+++ Supplied material

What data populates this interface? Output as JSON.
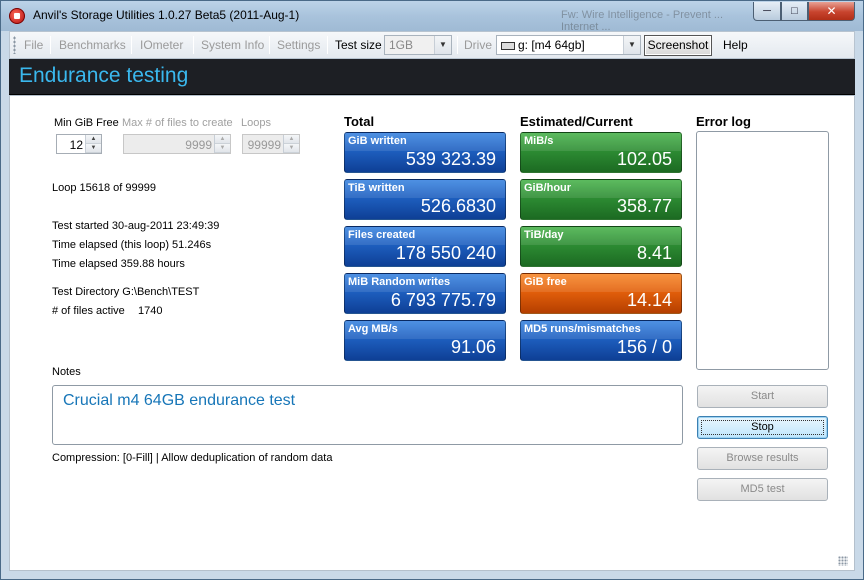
{
  "window": {
    "title": "Anvil's Storage Utilities 1.0.27 Beta5 (2011-Aug-1)",
    "background_window_text": "Fw: Wire Intelligence - Prevent ... Internet ..."
  },
  "window_controls": {
    "minimize": "─",
    "maximize": "□",
    "close": "✕"
  },
  "menu": {
    "file": "File",
    "benchmarks": "Benchmarks",
    "iometer": "IOmeter",
    "system_info": "System Info",
    "settings": "Settings",
    "test_size_label": "Test size",
    "test_size_value": "1GB",
    "drive_label": "Drive",
    "drive_value": "g: [m4 64gb]",
    "screenshot": "Screenshot",
    "help": "Help"
  },
  "page_title": "Endurance testing",
  "settings": {
    "min_free_label": "Min GiB Free",
    "min_free_value": "12",
    "max_files_label": "Max # of files to create",
    "max_files_value": "9999",
    "loops_label": "Loops",
    "loops_value": "99999"
  },
  "status": {
    "loop": "Loop 15618 of 99999",
    "test_started": "Test started 30-aug-2011 23:49:39",
    "elapsed_loop": "Time elapsed (this loop) 51.246s",
    "elapsed_total": "Time elapsed 359.88 hours",
    "test_directory": "Test Directory G:\\Bench\\TEST",
    "files_active_label": "# of files active",
    "files_active_value": "1740"
  },
  "totals": {
    "heading": "Total",
    "tiles": [
      {
        "label": "GiB written",
        "value": "539 323.39",
        "color": "blue"
      },
      {
        "label": "TiB written",
        "value": "526.6830",
        "color": "blue"
      },
      {
        "label": "Files created",
        "value": "178 550 240",
        "color": "blue"
      },
      {
        "label": "MiB Random writes",
        "value": "6 793 775.79",
        "color": "blue"
      },
      {
        "label": "Avg MB/s",
        "value": "91.06",
        "color": "blue"
      }
    ]
  },
  "estimated": {
    "heading": "Estimated/Current",
    "tiles": [
      {
        "label": "MiB/s",
        "value": "102.05",
        "color": "green"
      },
      {
        "label": "GiB/hour",
        "value": "358.77",
        "color": "green"
      },
      {
        "label": "TiB/day",
        "value": "8.41",
        "color": "green"
      },
      {
        "label": "GiB free",
        "value": "14.14",
        "color": "orange"
      },
      {
        "label": "MD5 runs/mismatches",
        "value": "156 / 0",
        "color": "blue"
      }
    ]
  },
  "error_log": {
    "heading": "Error log"
  },
  "notes": {
    "label": "Notes",
    "text": "Crucial m4 64GB endurance test"
  },
  "compression": "Compression: [0-Fill]  |  Allow deduplication of random data",
  "buttons": {
    "start": "Start",
    "stop": "Stop",
    "browse": "Browse results",
    "md5": "MD5 test"
  },
  "colors": {
    "header_band": "#1d1f24",
    "header_text": "#3ab8ee",
    "tile_blue": "#1e5fbf",
    "tile_green": "#2d8c33",
    "tile_orange": "#e25f0b",
    "notes_text": "#1776b8"
  }
}
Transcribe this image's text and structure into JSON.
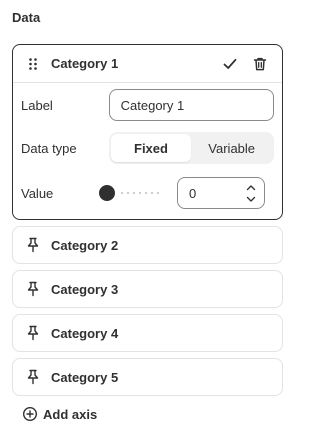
{
  "section": {
    "title": "Data"
  },
  "expanded_category": {
    "title": "Category 1",
    "label_field": {
      "label": "Label",
      "value": "Category 1"
    },
    "data_type": {
      "label": "Data type",
      "options": [
        "Fixed",
        "Variable"
      ],
      "selected": "Fixed"
    },
    "value_field": {
      "label": "Value",
      "value": "0",
      "slider_level": 0
    }
  },
  "categories": [
    {
      "label": "Category 2"
    },
    {
      "label": "Category 3"
    },
    {
      "label": "Category 4"
    },
    {
      "label": "Category 5"
    }
  ],
  "add_axis": {
    "label": "Add axis"
  },
  "icons": {
    "drag": "drag-handle-icon",
    "confirm": "checkmark-icon",
    "delete": "trash-icon",
    "pin": "pin-icon",
    "add": "plus-circle-icon"
  },
  "colors": {
    "text": "#303030",
    "border_active": "#303030",
    "border": "#e3e3e3"
  }
}
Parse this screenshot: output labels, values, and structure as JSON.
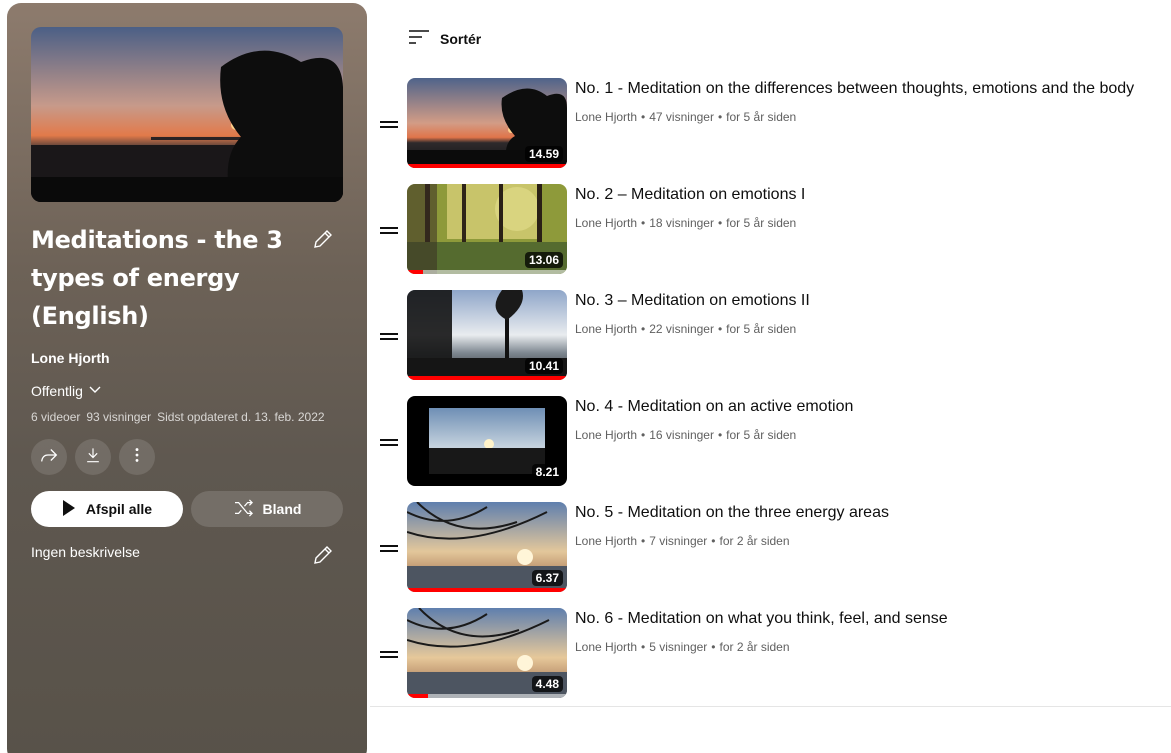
{
  "playlist": {
    "title": "Meditations - the 3 types of energy (English)",
    "owner": "Lone Hjorth",
    "privacy": "Offentlig",
    "stats": {
      "videos": "6 videoer",
      "views": "93 visninger",
      "updated": "Sidst opdateret d. 13. feb. 2022"
    },
    "play_all_label": "Afspil alle",
    "shuffle_label": "Bland",
    "description": "Ingen beskrivelse"
  },
  "sort_label": "Sortér",
  "videos": [
    {
      "title": "No. 1 - Meditation on the differences between thoughts, emotions and the body",
      "channel": "Lone Hjorth",
      "views": "47 visninger",
      "age": "for 5 år siden",
      "duration": "14.59",
      "progress": 1.0
    },
    {
      "title": "No. 2 – Meditation on emotions I",
      "channel": "Lone Hjorth",
      "views": "18 visninger",
      "age": "for 5 år siden",
      "duration": "13.06",
      "progress": 0.1
    },
    {
      "title": "No. 3 – Meditation on emotions II",
      "channel": "Lone Hjorth",
      "views": "22 visninger",
      "age": "for 5 år siden",
      "duration": "10.41",
      "progress": 1.0
    },
    {
      "title": "No. 4 - Meditation on an active emotion",
      "channel": "Lone Hjorth",
      "views": "16 visninger",
      "age": "for 5 år siden",
      "duration": "8.21",
      "progress": 0
    },
    {
      "title": "No. 5 - Meditation on the three energy areas",
      "channel": "Lone Hjorth",
      "views": "7 visninger",
      "age": "for 2 år siden",
      "duration": "6.37",
      "progress": 1.0
    },
    {
      "title": "No. 6 - Meditation on what you think, feel, and sense",
      "channel": "Lone Hjorth",
      "views": "5 visninger",
      "age": "for 2 år siden",
      "duration": "4.48",
      "progress": 0.13
    }
  ],
  "icons": {
    "edit": "pencil-icon",
    "privacy": "chevron-down-icon",
    "share": "share-icon",
    "download": "download-icon",
    "more": "more-vert-icon",
    "play": "play-icon",
    "shuffle": "shuffle-icon",
    "sort": "sort-icon",
    "drag": "drag-handle-icon"
  },
  "colors": {
    "progress": "#ff0000",
    "panel_bg": "#6d6257"
  }
}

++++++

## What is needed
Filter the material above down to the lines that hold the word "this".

## Task output
What data populates this interface? Output as JSON.
    "elapsed_loop": "Time elapsed (this loop) 51.246s",
Transcribe this image's text and structure into JSON.
Parse this screenshot: output labels, values, and structure as JSON.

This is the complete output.